Housing

Affordability. Accessibility. Security. We all need similar things when it comes to housing. But, housing is a deeply personal element of our lives that has huge implications for our community support, our access to transportation, our jobs, and our upward mobility. And as America becomes more urbanized, we need to change how we provide and deliver affordable, accessible, and secure housing. Today’s innovative housing solutions have the potential to deliver incredible and significant impact for millions of people.

Wagner sits at the heart of research and debate on housing, neighborhoods, and urban policy in America today. We look at how housing shapes communities and how communities shape lives. And we ask big questions with huge repercussions. We look at how living in subsidized housing affects people’s lives. How government policies incentivize people to stay in their current homes or move to new neighborhoods. We explore the causes and consequences of the dramatic shifts in urban neighborhoods. And we actively work to develop age-friendly housing solutions as members of working groups and commissions. This happens in the classroom (especially in our master’s of urban planning program), in our research centers (such as the Furman Center for Real Estate and Urban Policy), in student group activities, and at events.
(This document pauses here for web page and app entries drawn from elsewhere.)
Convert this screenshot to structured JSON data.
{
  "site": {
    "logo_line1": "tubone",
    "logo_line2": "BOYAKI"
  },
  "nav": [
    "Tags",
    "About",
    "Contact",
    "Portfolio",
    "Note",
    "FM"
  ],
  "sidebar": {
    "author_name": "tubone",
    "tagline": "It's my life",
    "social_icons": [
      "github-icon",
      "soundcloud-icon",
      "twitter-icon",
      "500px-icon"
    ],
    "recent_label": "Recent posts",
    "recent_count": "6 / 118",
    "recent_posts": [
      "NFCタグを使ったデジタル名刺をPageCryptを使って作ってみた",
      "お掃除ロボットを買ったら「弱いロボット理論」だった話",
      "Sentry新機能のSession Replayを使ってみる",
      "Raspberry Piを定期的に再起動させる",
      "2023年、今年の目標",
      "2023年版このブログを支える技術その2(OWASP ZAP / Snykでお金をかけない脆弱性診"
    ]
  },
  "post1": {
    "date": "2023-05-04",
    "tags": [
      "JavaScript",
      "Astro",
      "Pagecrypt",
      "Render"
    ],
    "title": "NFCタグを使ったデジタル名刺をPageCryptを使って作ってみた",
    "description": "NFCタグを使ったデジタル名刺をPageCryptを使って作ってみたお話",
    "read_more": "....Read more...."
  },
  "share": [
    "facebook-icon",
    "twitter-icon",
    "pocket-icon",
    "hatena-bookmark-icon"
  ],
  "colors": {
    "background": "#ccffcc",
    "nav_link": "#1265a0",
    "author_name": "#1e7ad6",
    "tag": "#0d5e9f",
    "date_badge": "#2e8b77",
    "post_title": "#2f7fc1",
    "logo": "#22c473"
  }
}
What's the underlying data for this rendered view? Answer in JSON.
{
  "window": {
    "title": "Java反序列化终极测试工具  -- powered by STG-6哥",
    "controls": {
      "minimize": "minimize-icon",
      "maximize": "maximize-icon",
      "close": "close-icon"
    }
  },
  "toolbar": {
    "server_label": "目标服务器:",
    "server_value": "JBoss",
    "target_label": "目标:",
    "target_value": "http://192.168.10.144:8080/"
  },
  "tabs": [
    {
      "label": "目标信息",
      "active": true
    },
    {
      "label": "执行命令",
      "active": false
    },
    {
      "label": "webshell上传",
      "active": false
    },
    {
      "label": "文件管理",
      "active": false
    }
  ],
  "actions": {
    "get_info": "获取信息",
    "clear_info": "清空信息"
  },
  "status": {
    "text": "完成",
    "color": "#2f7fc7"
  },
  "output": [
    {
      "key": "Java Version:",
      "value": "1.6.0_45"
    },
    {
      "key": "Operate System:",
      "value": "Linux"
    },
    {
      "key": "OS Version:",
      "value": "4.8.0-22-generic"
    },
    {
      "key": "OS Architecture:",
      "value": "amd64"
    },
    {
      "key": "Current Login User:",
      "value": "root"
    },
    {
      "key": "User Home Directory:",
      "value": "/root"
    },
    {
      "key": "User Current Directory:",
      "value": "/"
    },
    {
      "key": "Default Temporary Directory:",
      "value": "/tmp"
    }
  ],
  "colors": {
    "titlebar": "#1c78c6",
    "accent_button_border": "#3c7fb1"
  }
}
As an NYU Wagner graduate, you’ll have the analytical tools to understand the complex role housing plays for a whole city—and the ability to break that down on a block-by-block basis. You’ll have the policy and finance background to craft housing programs that deliver meaningful impact while minimizing cost. And you’ll have the management skills to deliver those programs in a range of settings—from government agencies to public service providers and everything in between—to help people get a healthy home at a price they can afford.

The Geography of Opportunity in America

Drawing on her experience from the US Department of Housing and Urban Development, Professor Katherine O'Regan shares her research on what she calls one of the defining issues of our time: how location plays a role in upward mobility.

Residential Segregation by Race—and Widening Inequality

Professor Jacob William Faber discusses his research on racial inequality and how he hopes it will change the public conversation about race and public policy.

Residential Segregation by Race—and Widening Inequality

Professor Jacob William Faber discusses his research on racial inequality and how he hopes it will change the public conversation about race and public policy.

More to Explore: Housing

Research

View more research

Faculty

View more faculty

Katherine M. O'Regan

Professor of Public Policy and Planning; Director of Master of Science in Public Policy Program
Alumni

View more alumni

Ben Winter

MUP
Housing Policy Specialist
Office of Mayor Eric Garcetti
Ben Winter
Capstone

View more Capstone projects